Where Our Heros
- Find the limits to Uber
- See more of the city than they would ever have imagined
- Find the cowboy hat problem only is in the main tourist district
- Are introduced to more foods than one could possibly think
- Become public transit virgins in Istanbul no more
Today was devoted to a food tour. We chose a tour from the operator Culinary Backstreets. I have nothing but praises for the tour and our guide. But more on that later. This little adventure of ours covered three and half pages of notes and 71 pictures! How to distill it?
Well let's start with getting to the start of it which was a bit stressful. The start was quite a ways north of where we are. I didn't know if we should take a car or use public transportation. Public transportation would have been fine but it would have taken us a while as we didn't know what we were doing. We tried to get an Uber car but when I looked it was a 45 minute wait. I don't think Uber has a ton of drivers in Istanbul and I think they frequent the more upscale, business-residential areas not this tourist, old town area. Our hotel called us a cab and it was there in minutes. As it was called by the hotel, there was no funny business with fare (we've heard all kinds of stories about taxi fares).
Our guide, Benoit, was a fountain of information. The Turkish Government licenses tour guides and they have to go through six months of training. As such he was familiar with far more than food and brought that to the experience. To try to condense this into readable form, I think I will give an overview of where we went in the city and then a list of everything we ate.

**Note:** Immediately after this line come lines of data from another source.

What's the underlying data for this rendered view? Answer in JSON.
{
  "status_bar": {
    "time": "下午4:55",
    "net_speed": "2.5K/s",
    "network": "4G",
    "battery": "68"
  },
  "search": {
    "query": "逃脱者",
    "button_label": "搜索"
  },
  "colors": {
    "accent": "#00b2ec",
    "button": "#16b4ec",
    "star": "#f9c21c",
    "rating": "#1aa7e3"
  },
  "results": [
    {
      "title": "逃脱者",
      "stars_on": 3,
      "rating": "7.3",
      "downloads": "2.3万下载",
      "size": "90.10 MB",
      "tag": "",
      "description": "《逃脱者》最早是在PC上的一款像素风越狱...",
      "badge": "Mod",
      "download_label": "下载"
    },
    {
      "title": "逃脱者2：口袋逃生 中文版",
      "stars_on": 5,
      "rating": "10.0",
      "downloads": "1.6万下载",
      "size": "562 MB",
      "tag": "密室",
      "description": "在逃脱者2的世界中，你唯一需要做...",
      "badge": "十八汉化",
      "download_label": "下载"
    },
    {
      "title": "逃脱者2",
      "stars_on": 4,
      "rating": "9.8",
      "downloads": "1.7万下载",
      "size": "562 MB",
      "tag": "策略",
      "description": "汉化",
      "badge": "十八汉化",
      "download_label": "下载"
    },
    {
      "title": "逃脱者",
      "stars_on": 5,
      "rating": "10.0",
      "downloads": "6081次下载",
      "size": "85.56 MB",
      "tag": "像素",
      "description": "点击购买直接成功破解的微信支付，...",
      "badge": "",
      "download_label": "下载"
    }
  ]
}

We started in the Besiktas neighborhood. This is a fairly upscale, liberal neighborhood. Istanbul is a rich complex of ethnic, social and religious groups. There are conservative Islamic areas and areas that are comparable to any in the Western world. We went to an area where there are nothing but breakfast restaurants...tons of them...serving the younger, hip, we want brunch at 3 PM crowd. We visited a mosque from the architect, Sinan, the most famous from the mid-Ottoman period. We saw the district of drinking places, markets, and 100 year old bakery.
Then we took a ferry across the Bosphorus Strait to the neighborhood of Uskudar on the Asian side. This is a more conservative (religiously), lower middle class neighborhood. We went to a traditional cemetery, and then visited and Alevite religious center. The Alevites are sub-group of Islam that have very different beliefs than the Sunni majority. We ate part of a meal associated with one of their ceremony feast days...not at all what I expected from a food tour and a real great experience. Then it was on to the Uskudar markets where we went to 10 different shops and had samples!
Finally it was north on to a community called Kuzguncuk. This used to be a multi religious area including Greeks, Armenians, and Jews until the end of WWII. Then in the 70's it was populated by residents from the Black Sea areas of Turkey. Finally in the last decade, it has become a place for the artists and hip. Here we had a fish meal and 4 more shops and samples.
A note on public transportation
We did it all today. It was great to have our guide to shepherd us through. We did:
- The ferry
- The city bus
- A private bus
- A kind of group taxi (it doesn't leave until its 9 seats are filled) that covers a fixed route. Kind of like a mini-bus
- The tram
Finally a comment about the hat, it was pretty cool today the first part of the day. I had the hat and there was not a single comment until we hit the main tourist area that we had to go through to get to our hotel. Then we dealt with all the hits all over again. I'm going to plot a different way for us to get to and from our hotel to the major transit lines.
A list of foods tried (with pictures to follow in a separate post)
- Clotted cream from buffalo milk with Eastern Turkey sourced honey
- Three kinds of menem (soft omelets) with one with veg, tomato and rice, one with a beef sausage, and one with pasturma, a cured meat
- Pudding from a shop specializing in puddings only
- An orange flavored cookie
- Borek - a savory phyllo pastry where the inner layers are very quickly boiled. The outside is crisp. The inside is like a noodle. Way cool.
- A very, very old, traditional bulgur wheat and lamb dish at the Alevite shrine
- Locally made pickles (Alexis, you'd be in heaven)
- Roasted Sheep's head - I kid you not. I was the only one who really dug in :)
- Dolmas (stuffed vegetables)
- A variety of (cosmic) feta like cheeses
- A variety of honey
- A fish soup
- Fried fish
- Olive oils
- Chicken breast pudding (reaches way back to when all puddings needed animal gelatine to hold them together)
- A pudding of wheat, eggs, milk, and sugar
- Lots and lots of great Turkish tea
- Turkish coffee